Wildrose divided: Fildebrandt breaks with leader, calls for merger with PCs

Wildrose MLA Derek Fildebrandt is calling for a merger between the Wildrose and the Alberta PC party. He told a Whitecourt radio station on Wednesday he is willing to put all his political accomplishments "on the line for this."

'There's also been a tension between Fildebrandt and Jean'

Wildrose MLA Derek Fildebrandt, right, says the Wildrose should merge with the PCs. Wildrose leader Brian Jean, left, has been opposed to the idea. (CBC)

Breaking ranks with his own leader, Wildrose MLA Derek Fildebrandt is calling for a merger between his party and the Alberta PCs.

"The NDP are too dangerous, they are too ideological, and too destructive to the future of this province to take chances," Fildebrandt told a Whitecourt radio station Wednesday evening.

"I'm willing to put everything I've accomplished in politics on the line for this."

Fildebrandt, the MLA for Strathmore-Brooks, said he has heard from his own constituents, from "conservatives of different flavours," and from Wildrose members across Alberta.

"Frankly, I've heard enough," he said. "I think that people are pretty clear. They want a single conservative option to face against the NDP in the next election.

"In 2019, we're going to have a chance to elect a new government in this province, and if I have anything to do with it, that new government is going to be a business-friendly government. We're going to cut taxes, we're going to cut regulations, we're going to cut red tape. We're going to make Alberta open for business again."

Lynden McBeth, news director at Whitecourt station XM105, said Fildebrandt brought up the merger idea in response to a question from the audience. He was speaking to the Whitecourt Chamber of Commerce.

Thursday afternoon, the Wildrose issued a statement from Fildebrandt.

"I stand by my comments in Whitecourt, but what I said is consistent with what Brian Jean and I have been saying for over a year now; that is that we want to see all conservatives united going into the next election to defeat and replace the NDP," Fildebrandt said in the statement.

PC leadership candidate Jason Kenney is campaigning on a platform of uniting the Wildrose and PC to fight the NDP.

Kenney issued a statement saying he's starting to see "calls for unity 'trickling up' from grassroots Albertans.

"Given that we're approaching the anniversary of the disastrous backroom floor crossing from 2014, I'm happy to see Derek responding positively to the overwhelming demand for unity from his constituents."

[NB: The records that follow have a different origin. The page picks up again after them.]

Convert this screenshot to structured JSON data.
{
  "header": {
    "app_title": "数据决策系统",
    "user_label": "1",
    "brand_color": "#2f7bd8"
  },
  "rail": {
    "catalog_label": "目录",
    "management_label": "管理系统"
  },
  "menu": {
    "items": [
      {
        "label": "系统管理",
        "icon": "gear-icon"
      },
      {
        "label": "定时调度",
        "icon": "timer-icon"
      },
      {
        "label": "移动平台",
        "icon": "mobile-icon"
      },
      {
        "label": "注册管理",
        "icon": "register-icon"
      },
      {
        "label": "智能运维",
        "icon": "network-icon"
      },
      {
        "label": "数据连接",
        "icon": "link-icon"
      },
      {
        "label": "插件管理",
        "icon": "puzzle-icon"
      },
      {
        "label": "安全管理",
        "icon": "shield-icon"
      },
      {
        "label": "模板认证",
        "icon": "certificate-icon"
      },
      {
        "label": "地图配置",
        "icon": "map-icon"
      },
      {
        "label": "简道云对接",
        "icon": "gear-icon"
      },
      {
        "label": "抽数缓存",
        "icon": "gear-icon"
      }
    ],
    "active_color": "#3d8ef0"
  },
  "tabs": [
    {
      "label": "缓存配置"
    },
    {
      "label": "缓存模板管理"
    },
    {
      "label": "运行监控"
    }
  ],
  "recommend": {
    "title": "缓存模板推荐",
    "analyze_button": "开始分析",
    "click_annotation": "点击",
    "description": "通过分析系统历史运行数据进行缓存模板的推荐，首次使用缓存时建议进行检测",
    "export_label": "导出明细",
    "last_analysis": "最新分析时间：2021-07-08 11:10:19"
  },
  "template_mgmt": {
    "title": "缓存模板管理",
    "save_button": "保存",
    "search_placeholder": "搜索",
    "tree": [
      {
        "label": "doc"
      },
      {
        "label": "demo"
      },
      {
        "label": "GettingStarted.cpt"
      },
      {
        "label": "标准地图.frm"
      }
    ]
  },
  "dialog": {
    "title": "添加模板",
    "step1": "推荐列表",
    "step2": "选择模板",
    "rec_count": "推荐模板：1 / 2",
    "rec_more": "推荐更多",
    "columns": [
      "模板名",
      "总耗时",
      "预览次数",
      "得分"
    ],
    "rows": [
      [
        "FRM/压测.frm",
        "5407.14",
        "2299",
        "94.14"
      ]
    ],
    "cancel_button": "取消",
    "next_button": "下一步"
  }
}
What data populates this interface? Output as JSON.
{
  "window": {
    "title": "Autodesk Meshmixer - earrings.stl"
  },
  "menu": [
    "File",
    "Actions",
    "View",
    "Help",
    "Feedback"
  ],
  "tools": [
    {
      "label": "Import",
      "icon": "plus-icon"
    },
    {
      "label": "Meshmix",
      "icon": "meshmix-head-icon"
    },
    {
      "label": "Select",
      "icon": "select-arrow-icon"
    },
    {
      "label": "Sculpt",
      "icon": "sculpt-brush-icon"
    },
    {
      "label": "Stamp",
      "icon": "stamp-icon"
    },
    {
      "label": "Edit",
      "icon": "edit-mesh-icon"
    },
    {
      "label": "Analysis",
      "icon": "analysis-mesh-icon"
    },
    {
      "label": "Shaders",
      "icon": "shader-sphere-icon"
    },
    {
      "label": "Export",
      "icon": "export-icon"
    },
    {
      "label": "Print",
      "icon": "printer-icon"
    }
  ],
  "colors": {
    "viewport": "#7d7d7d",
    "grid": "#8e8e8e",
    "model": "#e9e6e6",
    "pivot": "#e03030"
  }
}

On Dec. 17, 2014, then-Wildrose leader Danielle Smith and eight other Wildrose MLAs crossed the floor to join the PCs. Pundits believe the incident led to the downfall of the Conservatives' hold in power in Alberta months later.

Wildrose Leader Brian Jean would not comment Thursday on Fildebrandt's remarks, a spokesperson said.

In October, at the Wildrose annual general meeting in Red Deer, Jean rejected the idea of a merger with the PCs.

"That party still remains confused about its values, its principles and what it stands for. And, right now, their party is rife with uncertainty, division and instability," Jean said, adding it was not time for Wildrose to be distracted by a possible merger and putting the province's future at risk by not being ready for the next election.

"We've already been very successful consolidating conservative-minded Albertans."

Interim PC leader Ric McIver said he was surprised to hear Fildebrandt's comments.

"I have always said, and I continue to say, [a merger] is something that not one person should decide but rather our membership," McIver said.

"We are actually in a leadership contest right now, where at least one of the contestants actually has a merger as the centrepiece of his platform, so I guess we'll get an opinion from our members on Mar. 18."

Premier Rachel Notley said she's concentrating on governing Alberta, and not on the "machinations" of the Wildrose and PC parties. But she said knows "the adage that one plus one does not equal two in these kinds of things." 

Duane Bratt, a political scientist at Mount Royal University in Calgary, said Fildebrandt and PC MLA Mike Ellis have hosted a couple of pub nights to try to bring the two groups together. The pair hosted a pub night in early October.

"Now it looks like the unification will be around Jason Kenney," Bratt said. "So it seems to be an endorsement of Kenney as opposed to Brian Jean."

Bratt pointed out that Fildebrandt and Jean have clashed in the past.

"There's also been a tension between Fildebrandt and Jean, and observers have thought that Fildebrandt actually wanted Jean's job.

"I don't think he wants Jason Kenney's job. I think he would be perfectly happy to work under Jason Kenney. And so that's the news element."